Granddaughters can be unnerving.
Eclipsing even the considerable skills honed by their mothers and grandmothers over the decades, granddaughters can cut their grandfathers down to size in a single unguarded moment.
The other day, for instance, my 7-year-old granddaughter, Eva, sat beside me on the couch scrutinizing the deep crevices of my ancient face. She was fascinated. Unexpectedly, she emitted a sharp little yelp.
"Opa!" she squealed, brimming with wonder. "Do you know that you have a hair growing on your nose?"
Not under my nose, mind you. Not in my nose. On my nose.
Oh, the humanity!
"Well, uh, yes, I guess I have known that for some time," I stammered as I faced my accuser. As a rule, I try not to look too closely at my visage. I subscribe to the axiom: What I don't know can't hurt me. It's my personal defense against nature's appalling inequities.
Eva couldn't take her beautiful hazel eyes off my nose. She was transfixed. Unfortunately, sitting next to us on the couch was Eva's oma, my wife, Hedy.
"Let me see," Hedy eagerly intruded, as she somewhat indelicately pulled my face toward hers. "Eva is right, dear," she confirmed after a brief inspection. "You have a hair growing on top of your nose."
Now, three of us — make that four or five when my readership becomes fully informed — know my dirty little secret.
As my wife examined my mid-face Scarlet Letter, she giggled and said, "How strange."
Hedy sprang to her feet and hustled to the bathroom.
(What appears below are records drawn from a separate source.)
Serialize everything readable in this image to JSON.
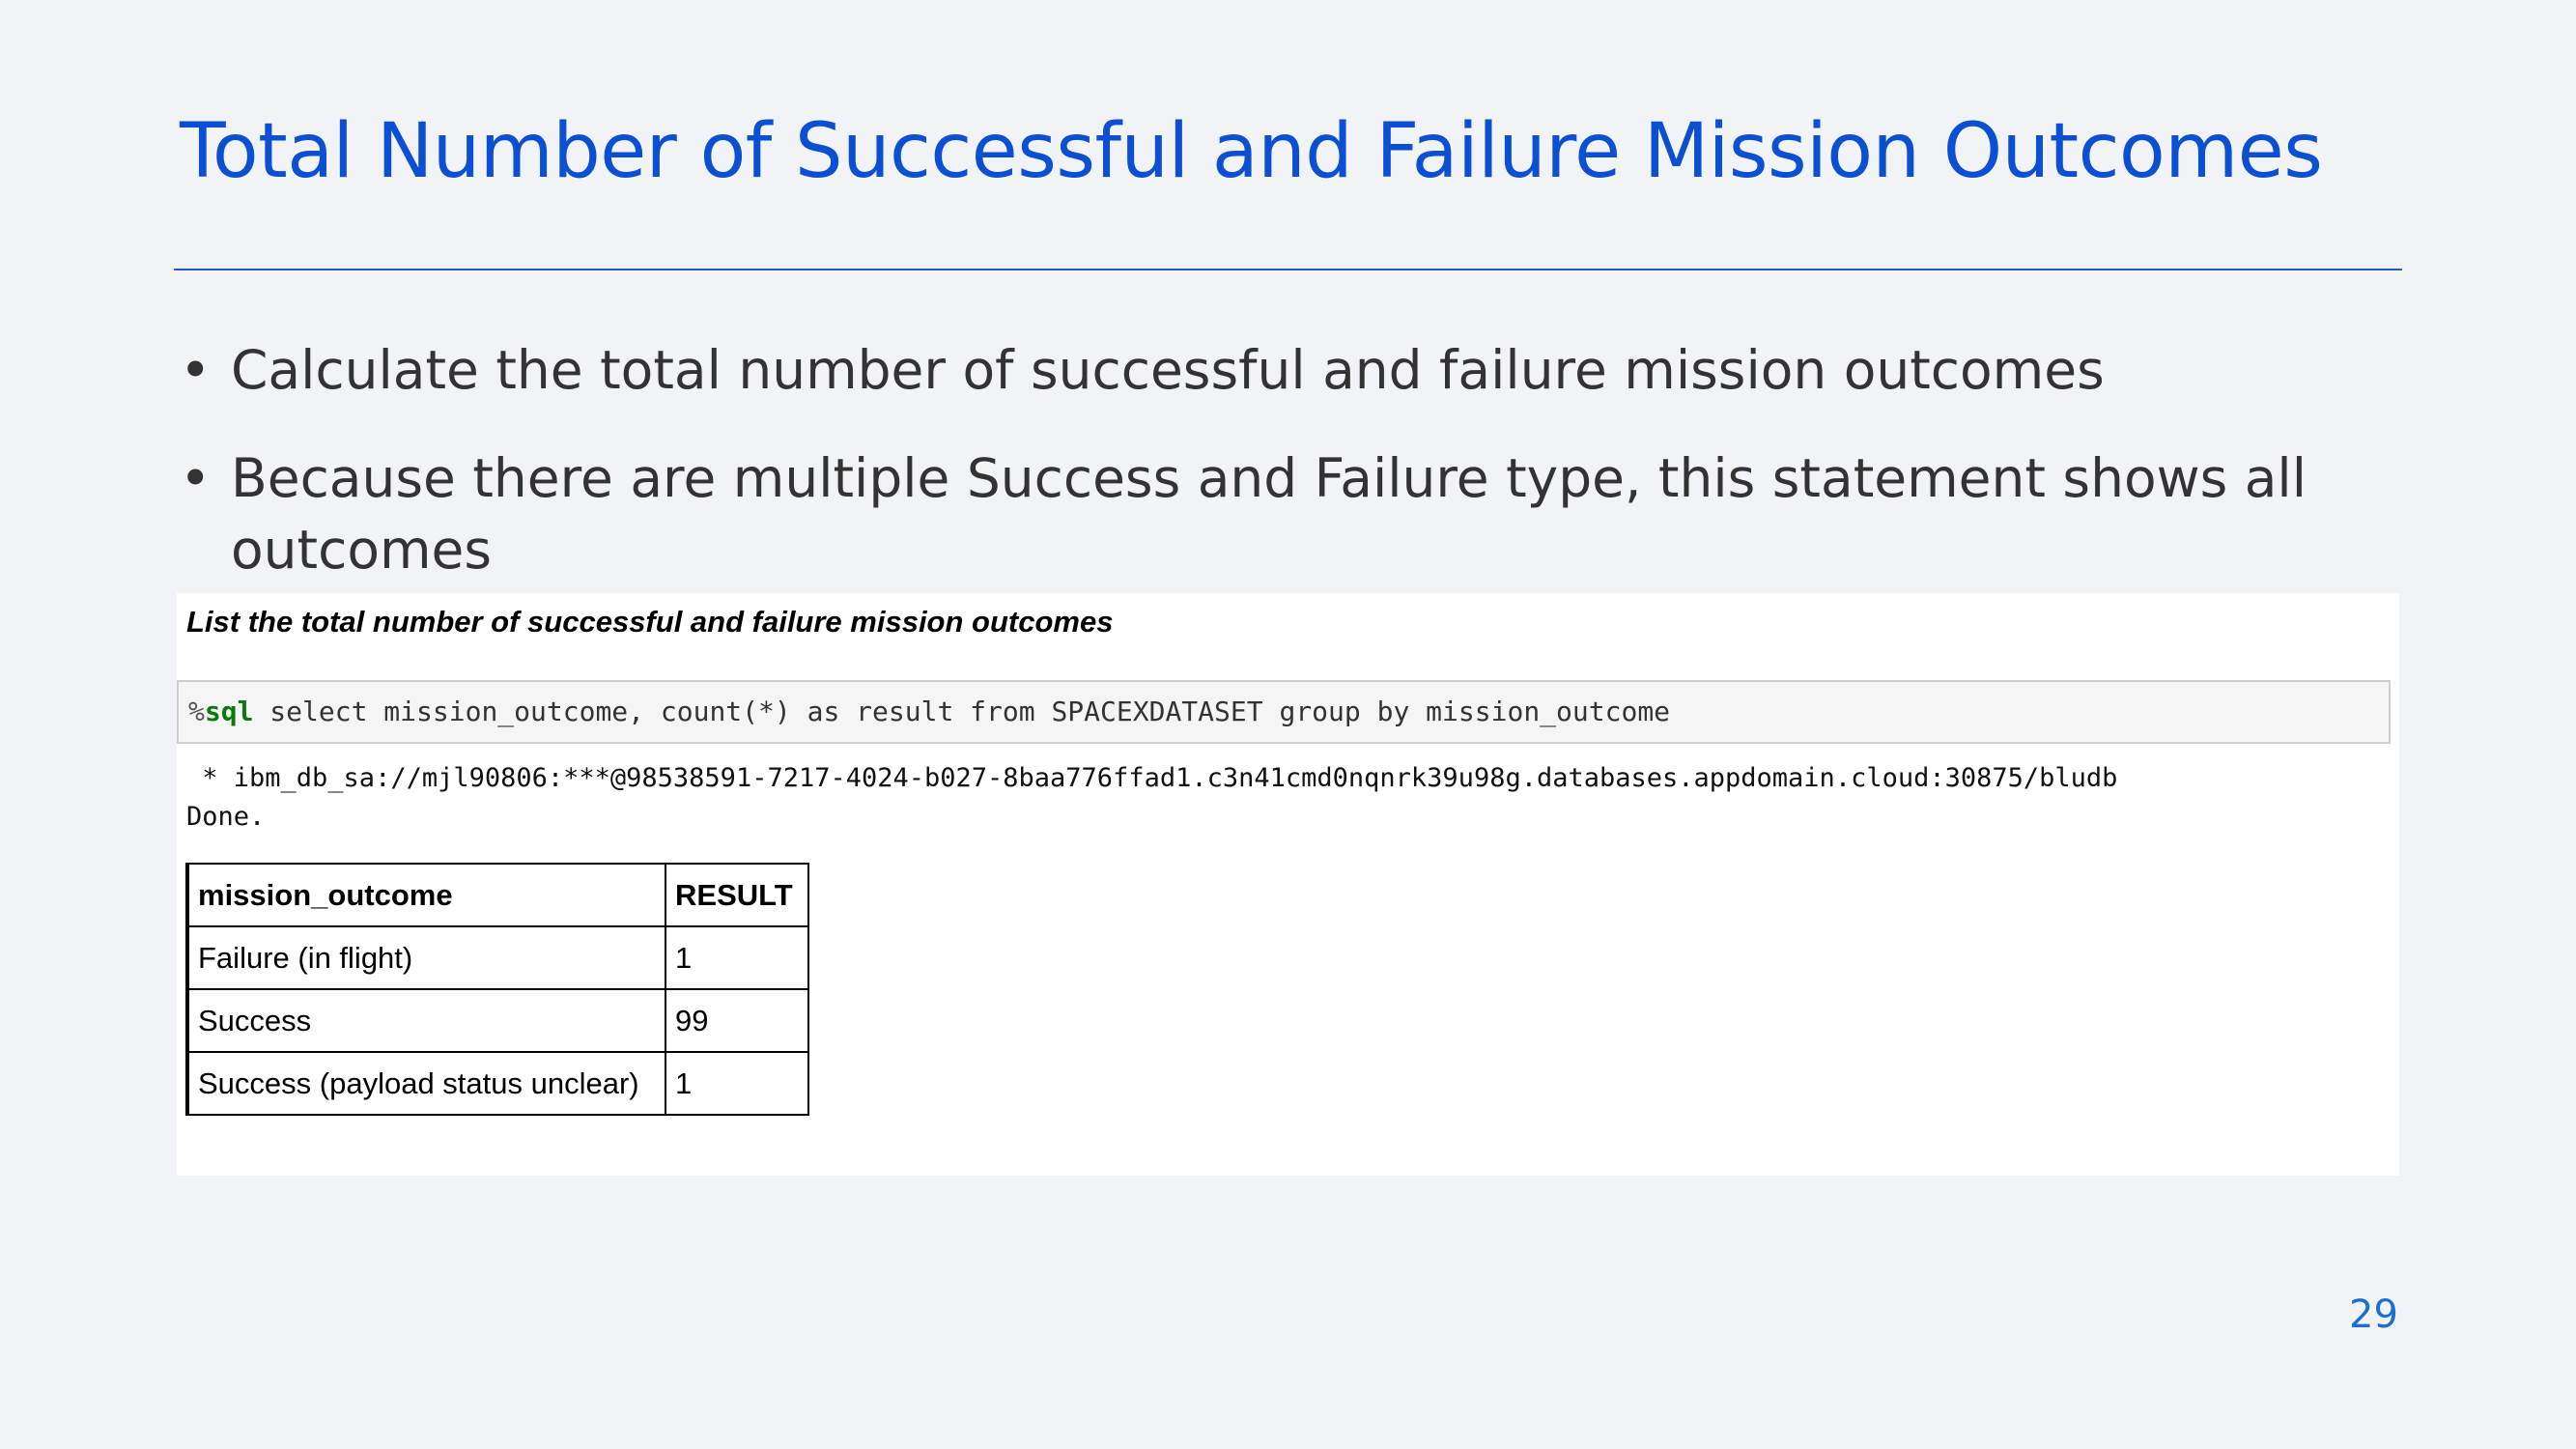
{
  "slide": {
    "title": "Total Number of Successful and Failure Mission Outcomes",
    "bullets": [
      "Calculate the total number of successful and failure mission outcomes",
      "Because there are multiple Success and Failure type, this statement shows all outcomes"
    ],
    "bullet_glyph": "•",
    "page_number": "29"
  },
  "notebook": {
    "heading": "List the total number of successful and failure mission outcomes",
    "code": {
      "magic_prefix": "%",
      "magic_keyword": "sql",
      "query": " select mission_outcome, count(*) as result from SPACEXDATASET group by mission_outcome"
    },
    "output_connection": " * ibm_db_sa://mjl90806:***@98538591-7217-4024-b027-8baa776ffad1.c3n41cmd0nqnrk39u98g.databases.appdomain.cloud:30875/bludb",
    "output_status": "Done.",
    "table": {
      "headers": [
        "mission_outcome",
        "RESULT"
      ],
      "rows": [
        [
          "Failure (in flight)",
          "1"
        ],
        [
          "Success",
          "99"
        ],
        [
          "Success (payload status unclear)",
          "1"
        ]
      ]
    }
  },
  "colors": {
    "title": "#0b4fd3",
    "rule": "#1e5bc6",
    "sql_keyword": "#0a7a0a",
    "page_number": "#1a6fd0"
  }
}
She returned with a pair of tweezers, and the situation was soon rectified. I need not describe her corrective in detail. Suffice it to say my proboscis no longer harbors an errant whisker.
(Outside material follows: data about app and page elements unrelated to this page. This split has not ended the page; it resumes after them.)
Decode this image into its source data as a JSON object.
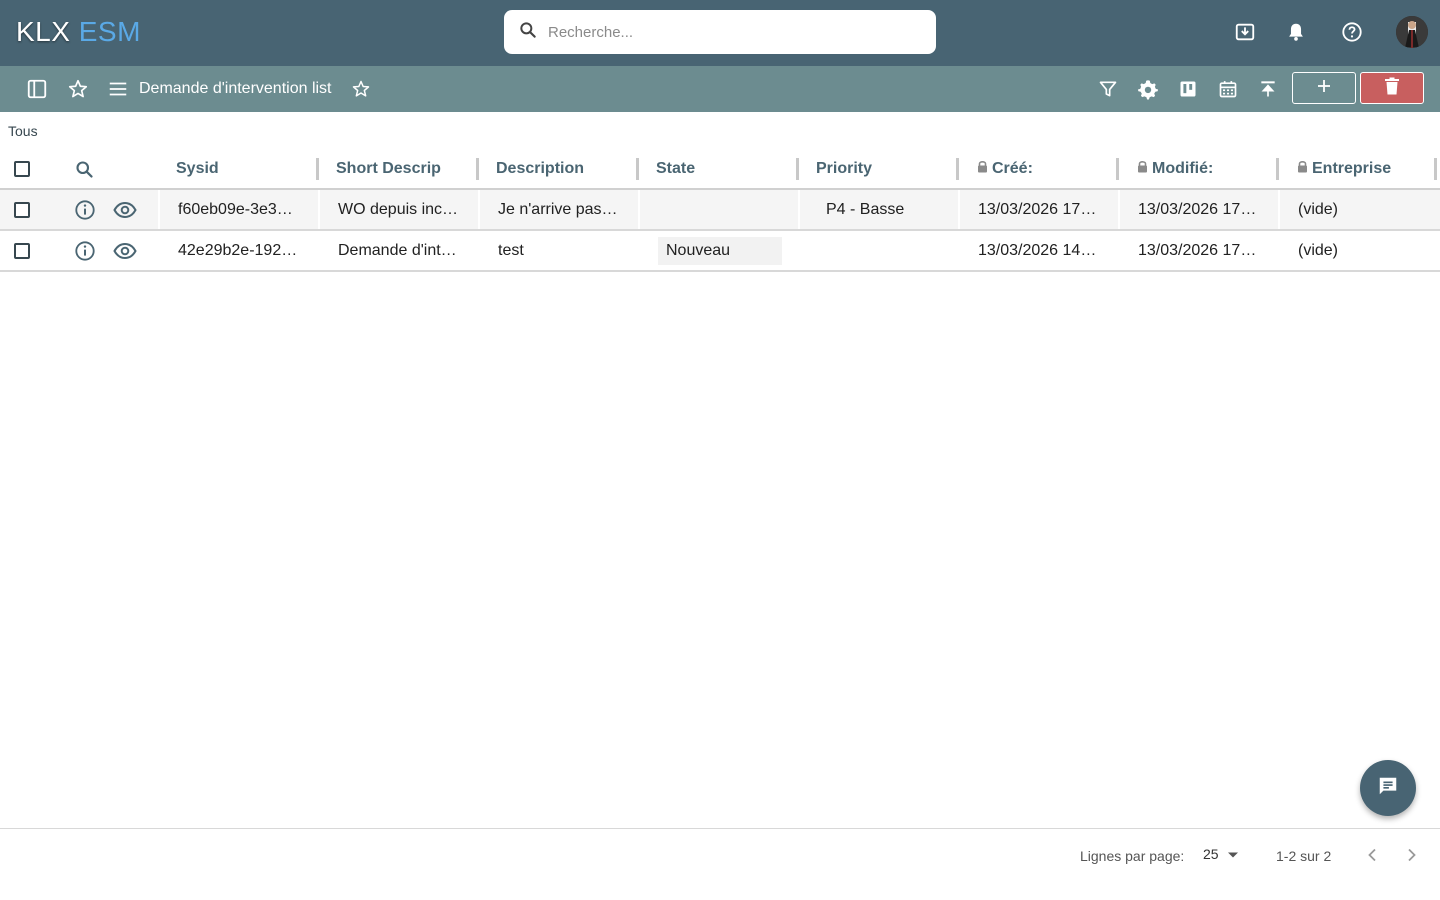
{
  "app": {
    "logo_part1": "KLX",
    "logo_part2": "ESM",
    "search_placeholder": "Recherche..."
  },
  "toolbar": {
    "title": "Demande d'intervention list"
  },
  "filter": {
    "label": "Tous"
  },
  "table": {
    "columns": [
      {
        "label": "Sysid",
        "locked": false
      },
      {
        "label": "Short Descrip",
        "locked": false
      },
      {
        "label": "Description",
        "locked": false
      },
      {
        "label": "State",
        "locked": false
      },
      {
        "label": "Priority",
        "locked": false
      },
      {
        "label": "Créé:",
        "locked": true
      },
      {
        "label": "Modifié:",
        "locked": true
      },
      {
        "label": "Entreprise",
        "locked": true
      }
    ],
    "rows": [
      {
        "sysid": "f60eb09e-3e3…",
        "short_description": "WO depuis inc…",
        "description": "Je n'arrive pas…",
        "state": "",
        "priority": "P4 - Basse",
        "created": "13/03/2026 17…",
        "modified": "13/03/2026 17…",
        "company": "(vide)"
      },
      {
        "sysid": "42e29b2e-192…",
        "short_description": "Demande d'int…",
        "description": "test",
        "state": "Nouveau",
        "priority": "",
        "created": "13/03/2026 14…",
        "modified": "13/03/2026 17…",
        "company": "(vide)"
      }
    ]
  },
  "footer": {
    "rows_per_page_label": "Lignes par page:",
    "rows_per_page_value": "25",
    "range": "1-2 sur 2"
  },
  "colors": {
    "appbar": "#486473",
    "toolbar": "#6c8c90",
    "delete": "#c85f5f",
    "accent": "#5aa9e6"
  }
}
I tell this story to illustrate the fact that we grandfathers willingly abide myriad humiliations for the express purpose of indulging our sweet granddaughters. We wouldn't permit similar indignities heaped on us by grandsons.
Grandfathers have special relationships with granddaughters. I should know; I have six between the ages of 2 and 12. I've always considered myself a soft touch for my three daughters. Now, with six granddaughters, I don't stand a chance.
For instance, I'm called "opa" because of my wife's Dutch/Indonesian heritage. Our daughters, as they grew up, called Hedy's father and mother opa and oma, respectively — Dutch endearments for "grandpa" and "grandma". Our daughter taught this to our first grandchild — a boy — in the cradle.
But my eldest three granddaughters have added a twist. Over the past couple of years, they've taken to calling me "opie-dopey." Why? I'm not sure, but they delight in it.
Those three girls live in North Carolina and each displays a thick southern drawl, yet they purposely fabricate "Noo Yawk" accents and regale me with: "How ya doin', opie dopey?" They think this is hilarious.
Me? I'm just a simple opa. I've learned to roll with the punches.
How about playing tea party? Yeah, I've learned to do that, even to the point of employing a hoisted pinky with my teacup. I slurp with judiciousness.
Or how about sitting quietly and watching impromptu living room dance recitals or choreographed renditions of "High School Musical," "Wicked" or "Les Miz?" Yep. Been there too.
Monopoly? I used to be the most ferocious player at that board game ever. As the banker, I'd steal blind my little brother and his friend from across the street. I'd rack up utilities and railroads, houses and hotels — and lotsa dough. Now, when I play the girls, I'm Mr. Pushover. I literally give my assets away.
Me win? Never.
The younger granddaughters love to play tic-tac-toe with me. Boy, Opa is dumb! What a nimrod. He always puts his "O" (Opa never gets to employ an "X") in the wrong box. The girls score three X's in a row with regularity.
The occasional "cat's game" is Opa's sole means for salvaging self-respect — which, come to think of it, he hasn't had much of since retirement.
Still, there's significant payoff.
I may be decidedly deficient in the dignity department, but as Opa … I rule!
JIM CARNETT lives in Costa Mesa. His column runs Wednesdays.